» Your goal
From the entries below, count the lines with "true". Write only the count.

» Task input
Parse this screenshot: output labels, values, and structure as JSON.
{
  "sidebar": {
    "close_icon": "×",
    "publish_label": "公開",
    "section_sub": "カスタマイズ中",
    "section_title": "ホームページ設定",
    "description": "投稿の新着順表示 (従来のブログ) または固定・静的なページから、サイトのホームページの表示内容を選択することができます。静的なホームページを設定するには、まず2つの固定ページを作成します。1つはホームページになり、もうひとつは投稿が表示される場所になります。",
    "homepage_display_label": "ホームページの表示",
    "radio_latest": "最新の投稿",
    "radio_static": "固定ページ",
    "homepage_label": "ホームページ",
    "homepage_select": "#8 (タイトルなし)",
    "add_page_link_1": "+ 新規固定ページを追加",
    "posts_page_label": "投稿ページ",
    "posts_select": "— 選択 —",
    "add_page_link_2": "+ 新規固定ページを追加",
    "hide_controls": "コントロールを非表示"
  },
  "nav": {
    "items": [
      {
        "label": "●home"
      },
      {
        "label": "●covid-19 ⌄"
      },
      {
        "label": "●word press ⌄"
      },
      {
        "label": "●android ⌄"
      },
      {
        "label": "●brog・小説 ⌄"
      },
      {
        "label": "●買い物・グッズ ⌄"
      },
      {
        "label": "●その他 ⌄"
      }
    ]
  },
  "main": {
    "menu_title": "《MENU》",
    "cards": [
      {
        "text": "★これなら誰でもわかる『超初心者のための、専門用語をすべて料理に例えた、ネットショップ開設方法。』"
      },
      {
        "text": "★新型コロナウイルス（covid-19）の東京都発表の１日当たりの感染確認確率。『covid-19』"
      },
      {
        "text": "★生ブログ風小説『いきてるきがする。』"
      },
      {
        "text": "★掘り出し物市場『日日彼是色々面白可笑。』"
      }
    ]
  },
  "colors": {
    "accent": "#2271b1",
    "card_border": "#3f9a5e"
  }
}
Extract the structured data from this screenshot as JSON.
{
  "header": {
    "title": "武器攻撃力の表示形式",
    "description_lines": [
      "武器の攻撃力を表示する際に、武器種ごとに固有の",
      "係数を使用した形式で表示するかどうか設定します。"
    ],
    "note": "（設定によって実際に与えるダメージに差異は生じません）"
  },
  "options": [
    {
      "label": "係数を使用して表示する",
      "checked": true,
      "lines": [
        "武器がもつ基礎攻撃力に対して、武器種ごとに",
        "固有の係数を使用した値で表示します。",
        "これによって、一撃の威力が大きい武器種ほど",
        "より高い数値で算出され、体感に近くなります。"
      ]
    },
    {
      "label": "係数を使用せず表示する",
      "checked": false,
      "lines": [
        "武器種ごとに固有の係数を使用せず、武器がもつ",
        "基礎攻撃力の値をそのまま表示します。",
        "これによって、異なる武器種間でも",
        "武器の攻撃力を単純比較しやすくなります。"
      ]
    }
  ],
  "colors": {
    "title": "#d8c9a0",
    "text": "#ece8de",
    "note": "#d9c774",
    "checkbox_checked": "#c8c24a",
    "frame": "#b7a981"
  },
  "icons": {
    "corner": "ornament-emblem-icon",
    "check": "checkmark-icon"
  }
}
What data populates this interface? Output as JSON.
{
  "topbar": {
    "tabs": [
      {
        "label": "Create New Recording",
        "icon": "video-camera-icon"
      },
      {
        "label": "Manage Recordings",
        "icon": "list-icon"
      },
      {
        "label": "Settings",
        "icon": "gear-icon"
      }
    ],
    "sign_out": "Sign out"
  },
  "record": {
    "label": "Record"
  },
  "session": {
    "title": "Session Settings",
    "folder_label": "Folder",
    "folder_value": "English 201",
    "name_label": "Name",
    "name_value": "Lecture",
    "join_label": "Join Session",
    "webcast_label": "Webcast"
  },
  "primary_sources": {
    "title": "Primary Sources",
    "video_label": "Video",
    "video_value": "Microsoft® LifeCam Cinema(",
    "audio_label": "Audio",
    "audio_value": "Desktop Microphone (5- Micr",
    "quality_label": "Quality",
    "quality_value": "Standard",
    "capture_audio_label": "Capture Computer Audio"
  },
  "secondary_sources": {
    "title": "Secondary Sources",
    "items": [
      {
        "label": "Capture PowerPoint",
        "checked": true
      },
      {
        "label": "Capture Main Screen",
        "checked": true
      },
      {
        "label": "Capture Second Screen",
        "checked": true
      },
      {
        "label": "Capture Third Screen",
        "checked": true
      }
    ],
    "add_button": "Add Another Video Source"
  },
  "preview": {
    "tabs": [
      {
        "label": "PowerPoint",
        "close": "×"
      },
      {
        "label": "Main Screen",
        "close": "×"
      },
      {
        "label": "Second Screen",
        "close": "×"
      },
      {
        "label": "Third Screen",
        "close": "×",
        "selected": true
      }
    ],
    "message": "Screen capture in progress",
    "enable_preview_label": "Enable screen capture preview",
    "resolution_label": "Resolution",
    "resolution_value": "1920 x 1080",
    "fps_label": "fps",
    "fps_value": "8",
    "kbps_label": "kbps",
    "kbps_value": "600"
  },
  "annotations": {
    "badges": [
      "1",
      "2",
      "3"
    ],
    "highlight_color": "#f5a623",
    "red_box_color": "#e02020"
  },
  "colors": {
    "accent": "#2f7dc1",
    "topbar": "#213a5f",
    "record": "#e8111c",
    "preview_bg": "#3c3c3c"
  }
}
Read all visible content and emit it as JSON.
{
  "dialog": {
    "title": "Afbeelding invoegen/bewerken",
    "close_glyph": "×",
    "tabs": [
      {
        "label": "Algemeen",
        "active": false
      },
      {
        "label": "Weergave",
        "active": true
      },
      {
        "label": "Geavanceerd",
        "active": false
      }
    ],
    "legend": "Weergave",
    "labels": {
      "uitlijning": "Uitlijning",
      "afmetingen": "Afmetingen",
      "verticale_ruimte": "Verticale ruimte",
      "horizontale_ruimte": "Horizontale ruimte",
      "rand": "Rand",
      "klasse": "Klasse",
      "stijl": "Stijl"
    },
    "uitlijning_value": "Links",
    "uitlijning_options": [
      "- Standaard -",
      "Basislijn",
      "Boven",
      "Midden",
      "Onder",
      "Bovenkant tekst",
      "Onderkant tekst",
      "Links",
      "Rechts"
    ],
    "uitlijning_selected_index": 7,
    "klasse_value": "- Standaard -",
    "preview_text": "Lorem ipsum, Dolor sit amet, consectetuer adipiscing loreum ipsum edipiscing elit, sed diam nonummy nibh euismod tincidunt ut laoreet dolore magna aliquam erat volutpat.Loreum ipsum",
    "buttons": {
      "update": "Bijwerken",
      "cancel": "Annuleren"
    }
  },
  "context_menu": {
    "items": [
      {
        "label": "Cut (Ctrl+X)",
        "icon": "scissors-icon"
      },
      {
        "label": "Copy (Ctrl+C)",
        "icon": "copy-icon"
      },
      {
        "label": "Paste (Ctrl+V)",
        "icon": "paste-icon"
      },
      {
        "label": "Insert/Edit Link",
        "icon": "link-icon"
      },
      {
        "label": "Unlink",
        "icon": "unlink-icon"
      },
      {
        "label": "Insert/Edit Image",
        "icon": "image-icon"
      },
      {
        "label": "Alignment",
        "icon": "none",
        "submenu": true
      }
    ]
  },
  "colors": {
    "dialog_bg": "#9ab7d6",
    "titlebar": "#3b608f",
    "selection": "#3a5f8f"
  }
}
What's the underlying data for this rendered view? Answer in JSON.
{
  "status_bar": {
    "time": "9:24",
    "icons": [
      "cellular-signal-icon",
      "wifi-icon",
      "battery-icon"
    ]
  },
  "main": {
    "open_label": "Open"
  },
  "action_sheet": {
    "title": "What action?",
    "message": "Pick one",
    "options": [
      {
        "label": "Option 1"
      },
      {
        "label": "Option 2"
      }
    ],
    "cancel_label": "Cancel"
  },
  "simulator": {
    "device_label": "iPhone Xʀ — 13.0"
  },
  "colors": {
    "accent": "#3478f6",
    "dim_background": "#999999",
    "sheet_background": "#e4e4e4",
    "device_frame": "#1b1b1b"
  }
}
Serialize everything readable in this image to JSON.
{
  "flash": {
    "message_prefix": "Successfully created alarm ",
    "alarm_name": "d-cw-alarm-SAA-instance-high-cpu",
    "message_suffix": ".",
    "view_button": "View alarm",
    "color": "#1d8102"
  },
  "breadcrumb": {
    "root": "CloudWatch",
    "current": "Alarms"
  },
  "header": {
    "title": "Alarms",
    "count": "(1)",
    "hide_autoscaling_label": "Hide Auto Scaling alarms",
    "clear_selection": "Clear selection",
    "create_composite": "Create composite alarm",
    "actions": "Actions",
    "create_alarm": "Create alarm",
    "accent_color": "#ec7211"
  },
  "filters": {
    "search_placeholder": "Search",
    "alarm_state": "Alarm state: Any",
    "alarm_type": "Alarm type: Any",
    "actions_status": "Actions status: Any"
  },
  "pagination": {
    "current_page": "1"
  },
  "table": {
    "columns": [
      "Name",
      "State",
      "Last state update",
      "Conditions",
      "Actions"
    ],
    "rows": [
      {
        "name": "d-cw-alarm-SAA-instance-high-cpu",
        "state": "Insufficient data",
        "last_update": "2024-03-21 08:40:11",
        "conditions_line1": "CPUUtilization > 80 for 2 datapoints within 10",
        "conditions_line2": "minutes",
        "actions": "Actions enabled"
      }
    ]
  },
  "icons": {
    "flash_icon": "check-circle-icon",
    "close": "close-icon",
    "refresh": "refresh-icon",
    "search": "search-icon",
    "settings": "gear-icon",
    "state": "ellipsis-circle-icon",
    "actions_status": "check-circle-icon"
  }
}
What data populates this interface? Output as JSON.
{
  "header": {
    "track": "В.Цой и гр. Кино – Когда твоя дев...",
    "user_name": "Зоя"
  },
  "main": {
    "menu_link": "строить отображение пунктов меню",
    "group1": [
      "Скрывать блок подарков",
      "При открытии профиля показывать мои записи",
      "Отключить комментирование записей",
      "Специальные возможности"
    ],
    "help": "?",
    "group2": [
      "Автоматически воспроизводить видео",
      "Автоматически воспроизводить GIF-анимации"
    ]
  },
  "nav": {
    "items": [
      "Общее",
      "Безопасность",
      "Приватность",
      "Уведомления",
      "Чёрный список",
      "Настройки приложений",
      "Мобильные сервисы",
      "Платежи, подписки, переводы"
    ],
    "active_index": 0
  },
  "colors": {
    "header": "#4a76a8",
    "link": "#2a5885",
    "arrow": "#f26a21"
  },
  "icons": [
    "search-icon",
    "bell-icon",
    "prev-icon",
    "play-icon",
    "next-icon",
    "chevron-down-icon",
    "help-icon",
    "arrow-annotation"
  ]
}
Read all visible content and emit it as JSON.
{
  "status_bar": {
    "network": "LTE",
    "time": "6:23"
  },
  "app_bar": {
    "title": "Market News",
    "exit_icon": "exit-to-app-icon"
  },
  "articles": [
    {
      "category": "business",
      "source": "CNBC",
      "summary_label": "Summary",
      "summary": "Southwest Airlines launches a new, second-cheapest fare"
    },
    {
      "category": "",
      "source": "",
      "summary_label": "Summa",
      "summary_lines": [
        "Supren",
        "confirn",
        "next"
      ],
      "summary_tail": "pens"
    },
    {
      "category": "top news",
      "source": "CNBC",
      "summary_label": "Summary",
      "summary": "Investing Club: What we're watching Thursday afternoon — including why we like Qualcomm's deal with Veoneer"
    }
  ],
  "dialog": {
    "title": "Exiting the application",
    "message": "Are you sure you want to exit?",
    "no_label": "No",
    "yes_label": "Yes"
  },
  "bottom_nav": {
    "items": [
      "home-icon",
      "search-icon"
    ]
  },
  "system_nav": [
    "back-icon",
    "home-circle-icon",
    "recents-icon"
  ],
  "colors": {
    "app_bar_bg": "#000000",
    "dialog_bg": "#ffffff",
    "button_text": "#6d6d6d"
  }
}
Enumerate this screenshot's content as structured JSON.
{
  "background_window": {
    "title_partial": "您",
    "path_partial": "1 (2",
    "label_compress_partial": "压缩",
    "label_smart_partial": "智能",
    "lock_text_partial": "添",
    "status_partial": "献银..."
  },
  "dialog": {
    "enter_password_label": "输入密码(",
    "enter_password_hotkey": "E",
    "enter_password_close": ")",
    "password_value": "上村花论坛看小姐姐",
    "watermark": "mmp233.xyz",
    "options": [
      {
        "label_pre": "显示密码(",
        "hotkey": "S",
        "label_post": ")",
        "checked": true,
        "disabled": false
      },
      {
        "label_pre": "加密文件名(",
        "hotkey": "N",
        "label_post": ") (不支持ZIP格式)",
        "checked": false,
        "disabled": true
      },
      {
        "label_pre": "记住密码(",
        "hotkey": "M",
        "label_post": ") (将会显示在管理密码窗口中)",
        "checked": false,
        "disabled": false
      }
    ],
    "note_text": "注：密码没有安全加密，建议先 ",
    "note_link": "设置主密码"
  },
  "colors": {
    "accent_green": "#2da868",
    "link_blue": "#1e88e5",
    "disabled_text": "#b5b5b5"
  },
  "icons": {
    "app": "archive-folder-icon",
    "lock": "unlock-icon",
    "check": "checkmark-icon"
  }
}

» Exercise result
10